MESSIER: We play a game where there is body contact and incredible speed in a confined area. We're never going to eliminate injuries. Do I think the NHL's doing enough? I do. There's not a day that goes by they're not trying to make our game more enjoyable for the fans, more exciting and safer. But it's no easy fix. There are so many components that go into looking at injuries and why they're happening. One concussion is too many but as we move forward, we want to try to eliminate the needless head shots that take place. The incidental contact, there's not a lot we can do about that other than protecting ourselves with better technology in our equipment.
FP: You're maybe best known for your "guarantee" of victory in the 1994 playoffs against New Jersey. There seem to be a lot of copycats these days. What do you think about when you hear such things?
MESSIER: (Laughs) It's hard for me to judge anybody. I'm not there. I don't have an understanding of what they're trying to accomplish. For me, I was trying to instill the confidence in our team that we'd showed all year. You do that different ways. I think what happens often times is that you're in front of a big scrum and the reporters are asking you about the next game where you have to win and you can get stuck. 'Are we going to win? Well, yeah, we're going to win.' It becomes a guarantee, this that and the other thing. It's sometimes tough on players to choose their words correctly so they don't put undue pressure on themselves. For me, it was just something we believed we could do. I knew how close we were to winning the Cup and we needed to get over a tough hurdle.
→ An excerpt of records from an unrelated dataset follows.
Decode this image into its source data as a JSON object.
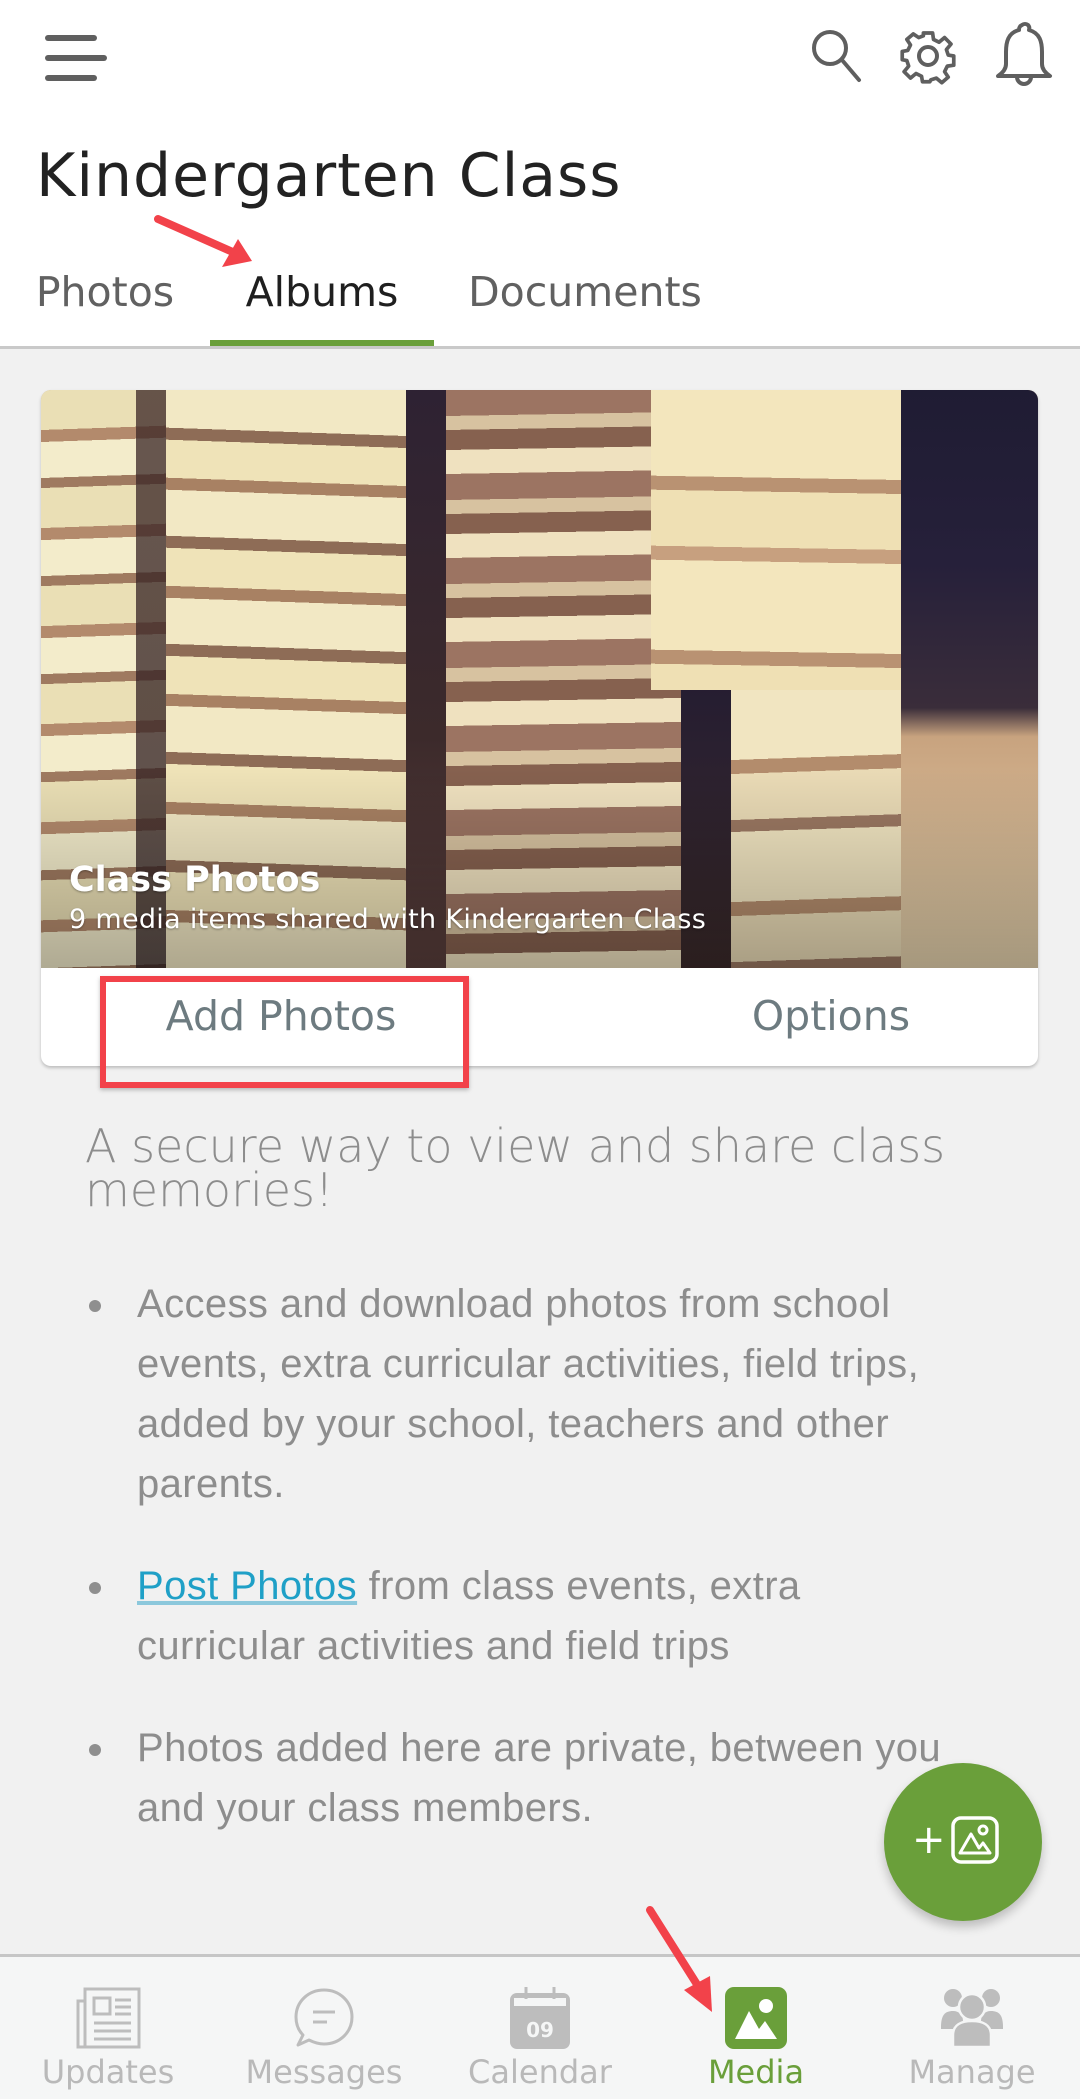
{
  "header": {
    "menu_icon": "hamburger-menu-icon",
    "title": "Kindergarten Class",
    "actions": [
      {
        "name": "search",
        "icon": "search-icon"
      },
      {
        "name": "settings",
        "icon": "gear-icon"
      },
      {
        "name": "notifications",
        "icon": "bell-icon"
      }
    ]
  },
  "tabs": [
    {
      "label": "Photos",
      "active": false
    },
    {
      "label": "Albums",
      "active": true
    },
    {
      "label": "Documents",
      "active": false
    }
  ],
  "album": {
    "title": "Class Photos",
    "subtitle": "9 media items shared with Kindergarten Class",
    "cover_image": "stacked books photo",
    "actions": {
      "add_photos": "Add Photos",
      "options": "Options"
    }
  },
  "info": {
    "heading": "A secure way to view and share class memories!",
    "bullets": [
      {
        "text": "Access and download photos from school events, extra curricular activities, field trips, added by your school, teachers and other parents."
      },
      {
        "link": "Post Photos",
        "text": " from class events, extra curricular activities and field trips"
      },
      {
        "text": "Photos added here are private, between you and your class members."
      }
    ]
  },
  "fab": {
    "label": "+",
    "icon": "add-photo-icon"
  },
  "bottom_nav": [
    {
      "label": "Updates",
      "icon": "newspaper-icon",
      "active": false
    },
    {
      "label": "Messages",
      "icon": "chat-bubble-icon",
      "active": false
    },
    {
      "label": "Calendar",
      "icon": "calendar-icon",
      "calendar_day": "09",
      "active": false
    },
    {
      "label": "Media",
      "icon": "image-icon",
      "active": true
    },
    {
      "label": "Manage",
      "icon": "people-icon",
      "active": false
    }
  ],
  "colors": {
    "accent": "#6a9f3a",
    "link": "#1fa0c7",
    "annotation": "#f2424a"
  }
}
FP: The NHL's return to Winnipeg has been pretty popular. Do you recall your initial thoughts on it last May?
MESSIER: About a year earlier than that, I had the good fortune to attend a birthday gathering at David Thomson's sister's house and he happened to be there. We had an incredible talk about hockey and the future of hockey. When I heard that he was part of the initiative to bring hockey back to Winnipeg, I was very happy because I was so impressed with his love for Winnipeg and his philanthropic endeavours. I knew that when and if a franchise was awarded, they were going to be in good hands, that it would be a first-class organization, which it obviously has been. Winnipeg was always a favourite of mine. One reason is that it was the place of my first game as a professional. I always have fond memories of that in the WHA, and of course playing against the old Winnipeg Jets teams, some of those fierce battles against the Jets who were trying to get out of the old Smythe Division. It brings back a lot of good memories.
FP: Having met Mr. Thomson, what were your impressions?
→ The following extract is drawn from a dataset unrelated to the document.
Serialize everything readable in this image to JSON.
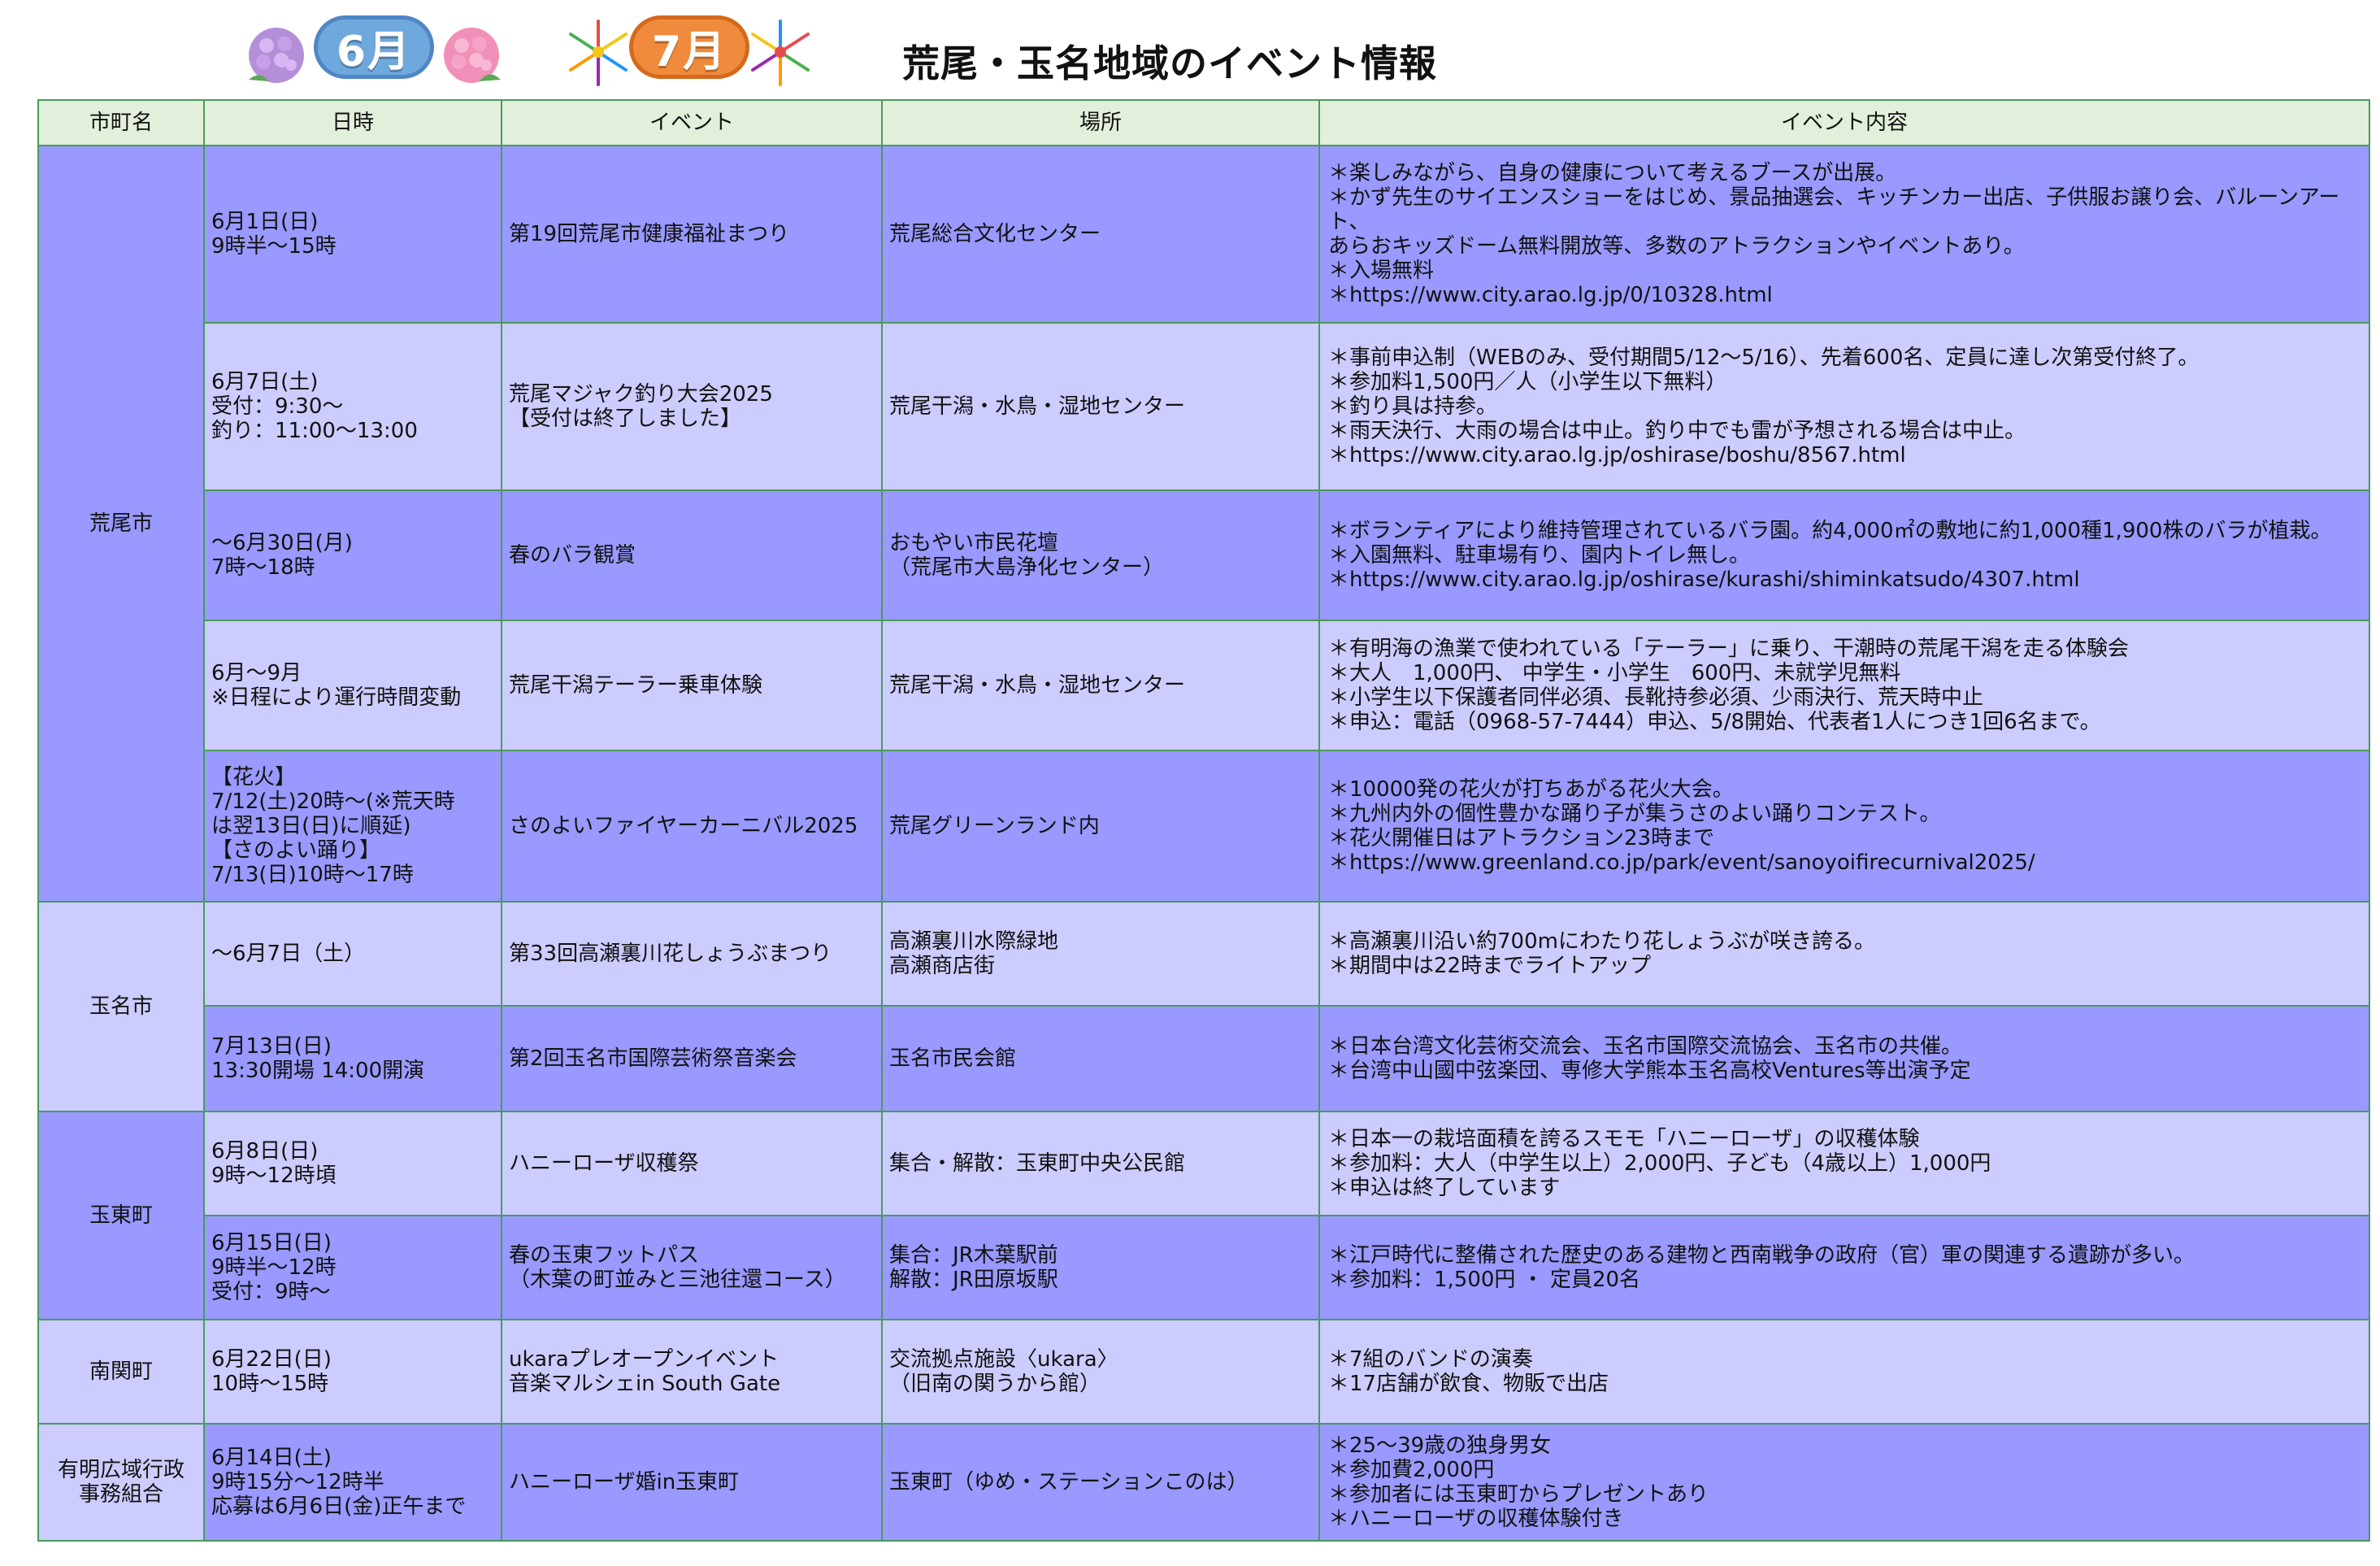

MESSIER: A very intelligent man. Very articulate. Loves hockey. Loves what hockey represents in Canada and the stories behind it, the athletes behind it. Winnipeg is so fortunate to have a guy like him behind the team there now, a guy who's doing it for all the right reasons and a guy who has the wherewithal to make it work for the people there. What a tremendous situation. I was very impressed meeting him and I look forward to another conversation with him in the future.
FP: When you were involved with the team at the world championships two years ago, Evander Kane of the Jets was on your team. Thoughts, impressions on his progress and on players like him who encounter high expectations?
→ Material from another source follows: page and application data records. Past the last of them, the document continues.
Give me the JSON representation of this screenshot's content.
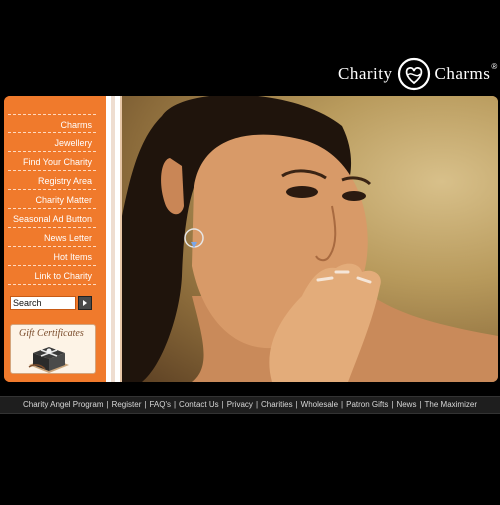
{
  "logo": {
    "word_left": "Charity",
    "word_right": "Charms",
    "registered": "®",
    "icon": "heart-logo-icon"
  },
  "nav": {
    "items": [
      {
        "label": "Charms"
      },
      {
        "label": "Jewellery"
      },
      {
        "label": "Find Your Charity"
      },
      {
        "label": "Registry Area"
      },
      {
        "label": "Charity Matter"
      },
      {
        "label": "Seasonal Ad Button"
      },
      {
        "label": "News Letter"
      },
      {
        "label": "Hot Items"
      },
      {
        "label": "Link to Charity"
      }
    ]
  },
  "search": {
    "value": "Search",
    "button_icon": "arrow-right-icon"
  },
  "gift": {
    "title": "Gift Certificates",
    "icon": "gift-box-icon"
  },
  "footer": {
    "links": [
      "Charity Angel Program",
      "Register",
      "FAQ's",
      "Contact Us",
      "Privacy",
      "Charities",
      "Wholesale",
      "Patron Gifts",
      "News",
      "The Maximizer"
    ],
    "separator": "|"
  },
  "colors": {
    "accent": "#f07a2c",
    "background": "#000000",
    "footer_bar": "#1e1e1e"
  }
}
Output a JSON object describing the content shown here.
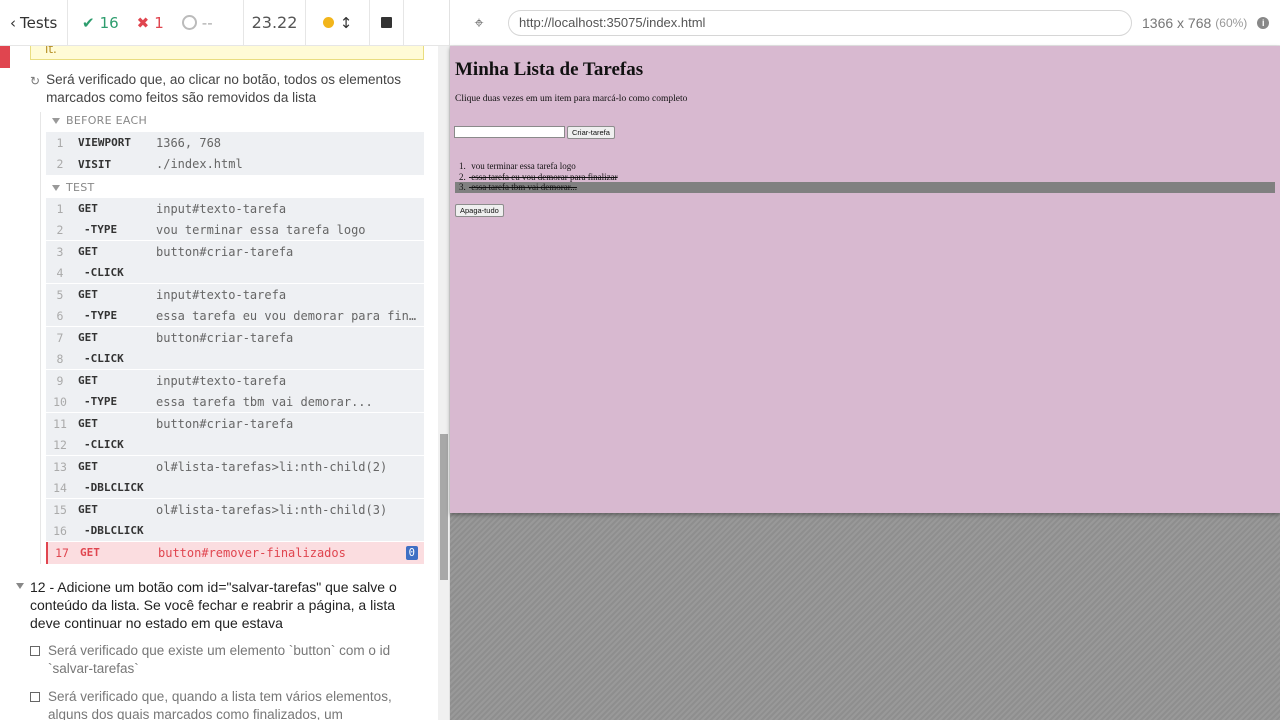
{
  "reporter": {
    "header": {
      "tests_label": "Tests",
      "passed": "16",
      "failed": "1",
      "pending": "--",
      "duration": "23.22"
    },
    "error_snippet": "it.",
    "current_test": "Será verificado que, ao clicar no botão, todos os elementos marcados como feitos são removidos da lista",
    "before_each_label": "BEFORE EACH",
    "test_label": "TEST",
    "before_each": [
      {
        "num": "1",
        "name": "VIEWPORT",
        "msg": "1366, 768",
        "child": false
      },
      {
        "num": "2",
        "name": "VISIT",
        "msg": "./index.html",
        "child": false
      }
    ],
    "commands": [
      {
        "num": "1",
        "name": "GET",
        "msg": "input#texto-tarefa",
        "child": false
      },
      {
        "num": "2",
        "name": "-TYPE",
        "msg": "vou terminar essa tarefa logo",
        "child": true
      },
      {
        "num": "3",
        "name": "GET",
        "msg": "button#criar-tarefa",
        "child": false
      },
      {
        "num": "4",
        "name": "-CLICK",
        "msg": "",
        "child": true
      },
      {
        "num": "5",
        "name": "GET",
        "msg": "input#texto-tarefa",
        "child": false
      },
      {
        "num": "6",
        "name": "-TYPE",
        "msg": "essa tarefa eu vou demorar para finalizar",
        "child": true
      },
      {
        "num": "7",
        "name": "GET",
        "msg": "button#criar-tarefa",
        "child": false
      },
      {
        "num": "8",
        "name": "-CLICK",
        "msg": "",
        "child": true
      },
      {
        "num": "9",
        "name": "GET",
        "msg": "input#texto-tarefa",
        "child": false
      },
      {
        "num": "10",
        "name": "-TYPE",
        "msg": "essa tarefa tbm vai demorar...",
        "child": true
      },
      {
        "num": "11",
        "name": "GET",
        "msg": "button#criar-tarefa",
        "child": false
      },
      {
        "num": "12",
        "name": "-CLICK",
        "msg": "",
        "child": true
      },
      {
        "num": "13",
        "name": "GET",
        "msg": "ol#lista-tarefas>li:nth-child(2)",
        "child": false
      },
      {
        "num": "14",
        "name": "-DBLCLICK",
        "msg": "",
        "child": true
      },
      {
        "num": "15",
        "name": "GET",
        "msg": "ol#lista-tarefas>li:nth-child(3)",
        "child": false
      },
      {
        "num": "16",
        "name": "-DBLCLICK",
        "msg": "",
        "child": true
      }
    ],
    "failing_command": {
      "num": "17",
      "name": "GET",
      "msg": "button#remover-finalizados",
      "badge": "0"
    },
    "next_suite": "12 - Adicione um botão com id=\"salvar-tarefas\" que salve o conteúdo da lista. Se você fechar e reabrir a página, a lista deve continuar no estado em que estava",
    "pending_tests": [
      "Será verificado que existe um elemento `button` com o id `salvar-tarefas`",
      "Será verificado que, quando a lista tem vários elementos, alguns dos quais marcados como finalizados, um"
    ]
  },
  "aut": {
    "url": "http://localhost:35075/index.html",
    "viewport": "1366 x 768",
    "scale": "(60%)",
    "app": {
      "title": "Minha Lista de Tarefas",
      "subtitle": "Clique duas vezes em um item para marcá-lo como completo",
      "create_button": "Criar-tarefa",
      "clear_button": "Apaga-tudo",
      "tasks": [
        {
          "idx": "1.",
          "text": "vou terminar essa tarefa logo",
          "done": false,
          "selected": false
        },
        {
          "idx": "2.",
          "text": "essa tarefa eu vou demorar para finalizar",
          "done": true,
          "selected": false
        },
        {
          "idx": "3.",
          "text": "essa tarefa tbm vai demorar...",
          "done": true,
          "selected": true
        }
      ]
    }
  }
}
MESSIER: He's going through what every players does. You come into the league and you're just trying to make a team. Once you do that, you're trying to establish yourself. Once you establish yourself as a regular player in the league, you're trying to climb the ladder to become an elite player. That's the cycle for him. I like Evander a lot. We took him on Team Canada because of his skill set and he's a very competitive kid. One of the toughest things to do in our game is to become a scorer, and a consistent scorer. I think that he's had some success, hit that 30-goal plateau this year, which is incredible. I look at (him) as a driver, with tremendous speed and he needs a centreman to get him the puck in the right situations. As his career unfolds, he'll have more experience to figure out where those holes are on the ice and have more finesse in that area of his game. He's shown he's on that road in the last three years.